Task goal -> Each line that holds the string "true" counts once. Say how many such lines the entries have, giving the number only.

Dataset extract ->
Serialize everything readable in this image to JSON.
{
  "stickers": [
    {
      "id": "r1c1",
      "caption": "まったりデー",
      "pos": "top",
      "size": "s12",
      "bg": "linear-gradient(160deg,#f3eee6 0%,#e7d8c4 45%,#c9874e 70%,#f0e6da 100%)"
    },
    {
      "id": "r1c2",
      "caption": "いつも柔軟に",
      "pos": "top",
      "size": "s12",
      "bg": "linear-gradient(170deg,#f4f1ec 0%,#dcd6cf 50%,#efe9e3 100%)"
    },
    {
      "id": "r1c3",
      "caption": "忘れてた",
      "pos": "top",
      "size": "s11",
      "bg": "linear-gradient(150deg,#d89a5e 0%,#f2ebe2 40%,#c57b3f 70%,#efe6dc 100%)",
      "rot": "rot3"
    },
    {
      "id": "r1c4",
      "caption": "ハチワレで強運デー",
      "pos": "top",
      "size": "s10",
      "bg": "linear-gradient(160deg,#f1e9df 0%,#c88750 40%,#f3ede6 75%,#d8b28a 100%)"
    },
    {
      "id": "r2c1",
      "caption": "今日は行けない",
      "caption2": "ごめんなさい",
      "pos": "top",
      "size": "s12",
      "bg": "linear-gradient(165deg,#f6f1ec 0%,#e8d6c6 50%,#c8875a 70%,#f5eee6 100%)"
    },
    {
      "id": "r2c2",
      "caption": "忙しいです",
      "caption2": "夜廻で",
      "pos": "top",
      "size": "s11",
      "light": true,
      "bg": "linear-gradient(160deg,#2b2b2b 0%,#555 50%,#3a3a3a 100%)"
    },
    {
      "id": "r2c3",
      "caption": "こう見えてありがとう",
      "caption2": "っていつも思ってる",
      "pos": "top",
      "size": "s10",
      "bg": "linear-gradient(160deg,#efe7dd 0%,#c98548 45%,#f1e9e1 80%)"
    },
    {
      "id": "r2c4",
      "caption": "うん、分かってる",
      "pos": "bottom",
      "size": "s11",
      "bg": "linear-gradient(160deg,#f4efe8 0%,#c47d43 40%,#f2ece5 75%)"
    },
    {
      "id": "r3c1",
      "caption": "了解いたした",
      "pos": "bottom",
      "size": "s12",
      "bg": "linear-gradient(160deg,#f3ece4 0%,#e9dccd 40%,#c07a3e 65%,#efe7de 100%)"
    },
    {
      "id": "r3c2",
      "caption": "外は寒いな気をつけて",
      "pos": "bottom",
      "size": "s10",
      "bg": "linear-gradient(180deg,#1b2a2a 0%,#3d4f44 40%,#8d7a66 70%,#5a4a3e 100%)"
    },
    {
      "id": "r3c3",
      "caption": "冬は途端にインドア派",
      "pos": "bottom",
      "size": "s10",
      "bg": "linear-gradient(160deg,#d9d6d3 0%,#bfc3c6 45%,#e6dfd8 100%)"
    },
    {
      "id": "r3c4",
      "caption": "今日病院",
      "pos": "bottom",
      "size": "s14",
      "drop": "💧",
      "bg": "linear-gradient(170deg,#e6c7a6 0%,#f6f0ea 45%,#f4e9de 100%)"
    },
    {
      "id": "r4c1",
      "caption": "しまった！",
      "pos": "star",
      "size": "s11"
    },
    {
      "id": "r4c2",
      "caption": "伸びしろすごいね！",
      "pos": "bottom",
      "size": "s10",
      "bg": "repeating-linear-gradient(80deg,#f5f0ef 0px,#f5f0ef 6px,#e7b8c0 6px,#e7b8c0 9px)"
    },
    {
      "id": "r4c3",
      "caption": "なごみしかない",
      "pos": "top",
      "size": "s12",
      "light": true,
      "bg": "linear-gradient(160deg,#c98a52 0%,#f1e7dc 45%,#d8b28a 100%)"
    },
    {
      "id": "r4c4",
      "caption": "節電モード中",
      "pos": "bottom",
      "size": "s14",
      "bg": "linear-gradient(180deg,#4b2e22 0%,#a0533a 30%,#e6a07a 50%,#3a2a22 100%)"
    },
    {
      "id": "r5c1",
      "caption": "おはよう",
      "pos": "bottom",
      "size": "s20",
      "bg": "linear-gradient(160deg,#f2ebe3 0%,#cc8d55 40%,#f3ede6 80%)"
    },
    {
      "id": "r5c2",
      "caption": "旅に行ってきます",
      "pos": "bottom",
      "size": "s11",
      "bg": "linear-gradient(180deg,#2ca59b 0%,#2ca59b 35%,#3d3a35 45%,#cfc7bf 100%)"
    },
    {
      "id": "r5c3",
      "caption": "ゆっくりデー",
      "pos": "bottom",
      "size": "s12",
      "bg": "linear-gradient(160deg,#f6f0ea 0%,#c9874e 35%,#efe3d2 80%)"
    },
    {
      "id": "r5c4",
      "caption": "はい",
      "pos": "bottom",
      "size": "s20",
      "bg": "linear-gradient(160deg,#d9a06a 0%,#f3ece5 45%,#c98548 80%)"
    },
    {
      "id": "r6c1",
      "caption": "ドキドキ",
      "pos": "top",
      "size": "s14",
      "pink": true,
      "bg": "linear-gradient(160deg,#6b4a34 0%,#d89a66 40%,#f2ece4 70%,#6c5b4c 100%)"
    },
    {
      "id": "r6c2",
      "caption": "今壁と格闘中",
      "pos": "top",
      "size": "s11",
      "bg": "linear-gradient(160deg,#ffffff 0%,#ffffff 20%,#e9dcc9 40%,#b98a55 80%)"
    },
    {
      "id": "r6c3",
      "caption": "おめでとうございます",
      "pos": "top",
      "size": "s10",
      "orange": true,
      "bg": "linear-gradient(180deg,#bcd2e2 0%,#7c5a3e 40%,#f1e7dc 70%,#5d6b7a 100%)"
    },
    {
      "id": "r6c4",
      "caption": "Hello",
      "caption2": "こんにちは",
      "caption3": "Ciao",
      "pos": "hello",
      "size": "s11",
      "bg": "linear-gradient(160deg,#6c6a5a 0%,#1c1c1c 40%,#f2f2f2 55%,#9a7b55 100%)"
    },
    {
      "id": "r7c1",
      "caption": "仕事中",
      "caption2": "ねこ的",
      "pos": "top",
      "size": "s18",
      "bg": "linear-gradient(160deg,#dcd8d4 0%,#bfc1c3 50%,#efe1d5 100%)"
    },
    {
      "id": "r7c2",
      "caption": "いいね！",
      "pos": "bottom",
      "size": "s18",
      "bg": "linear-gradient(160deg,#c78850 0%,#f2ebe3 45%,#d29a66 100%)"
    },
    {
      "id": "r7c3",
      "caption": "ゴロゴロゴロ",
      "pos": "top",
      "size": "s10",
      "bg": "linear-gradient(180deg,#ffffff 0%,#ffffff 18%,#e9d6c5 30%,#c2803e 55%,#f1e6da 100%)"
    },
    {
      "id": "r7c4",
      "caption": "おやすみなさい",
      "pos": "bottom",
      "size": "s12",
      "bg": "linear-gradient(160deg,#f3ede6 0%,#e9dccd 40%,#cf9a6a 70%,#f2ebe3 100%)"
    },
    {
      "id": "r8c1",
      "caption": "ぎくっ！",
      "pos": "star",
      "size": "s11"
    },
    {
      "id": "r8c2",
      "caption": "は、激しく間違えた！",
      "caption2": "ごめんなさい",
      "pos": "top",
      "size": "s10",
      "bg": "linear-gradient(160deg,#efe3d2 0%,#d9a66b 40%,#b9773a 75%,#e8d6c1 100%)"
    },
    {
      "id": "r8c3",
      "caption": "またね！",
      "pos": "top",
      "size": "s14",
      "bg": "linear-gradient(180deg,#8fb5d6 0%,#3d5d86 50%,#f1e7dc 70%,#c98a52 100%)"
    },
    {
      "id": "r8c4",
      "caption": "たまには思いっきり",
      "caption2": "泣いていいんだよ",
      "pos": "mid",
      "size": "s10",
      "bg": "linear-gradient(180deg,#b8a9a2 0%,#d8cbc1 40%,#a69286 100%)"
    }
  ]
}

Exercise solution -> 4